*Try it*
Please output the listing below character for character and omit the images.
------------------------------------------------------------
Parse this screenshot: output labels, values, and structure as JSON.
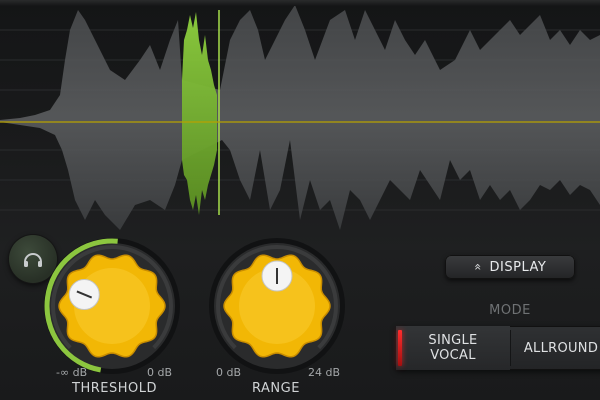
{
  "display": {
    "button_label": "DISPLAY",
    "chevron_glyph": "«"
  },
  "mode": {
    "label": "MODE",
    "options": [
      {
        "label": "SINGLE\nVOCAL",
        "line1": "SINGLE",
        "line2": "VOCAL",
        "selected": true
      },
      {
        "label": "ALLROUND",
        "selected": false
      }
    ]
  },
  "threshold": {
    "label": "THRESHOLD",
    "min_label": "-∞ dB",
    "max_label": "0 dB",
    "level": 0.25
  },
  "range": {
    "label": "RANGE",
    "min_label": "0 dB",
    "max_label": "24 dB",
    "level": 0.5
  },
  "colors": {
    "knob_yellow": "#f2b705",
    "meter_green": "#8cc63f",
    "active_red": "#e02020",
    "threshold_line": "#b8a200",
    "waveform_grey": "#6a6c6e",
    "waveform_highlight": "#8fd13f"
  },
  "icons": {
    "monitor": "headphones-icon"
  }
}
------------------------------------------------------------
*Response*
Parse this screenshot: output labels, values, and structure as JSON.
{
  "display": {
    "button_label": "DISPLAY",
    "chevron_glyph": "«"
  },
  "mode": {
    "label": "MODE",
    "options": [
      {
        "label": "SINGLE\nVOCAL",
        "line1": "SINGLE",
        "line2": "VOCAL",
        "selected": true
      },
      {
        "label": "ALLROUND",
        "selected": false
      }
    ]
  },
  "threshold": {
    "label": "THRESHOLD",
    "min_label": "-∞ dB",
    "max_label": "0 dB",
    "level": 0.25
  },
  "range": {
    "label": "RANGE",
    "min_label": "0 dB",
    "max_label": "24 dB",
    "level": 0.5
  },
  "colors": {
    "knob_yellow": "#f2b705",
    "meter_green": "#8cc63f",
    "active_red": "#e02020",
    "threshold_line": "#b8a200",
    "waveform_grey": "#6a6c6e",
    "waveform_highlight": "#8fd13f"
  },
  "icons": {
    "monitor": "headphones-icon"
  }
}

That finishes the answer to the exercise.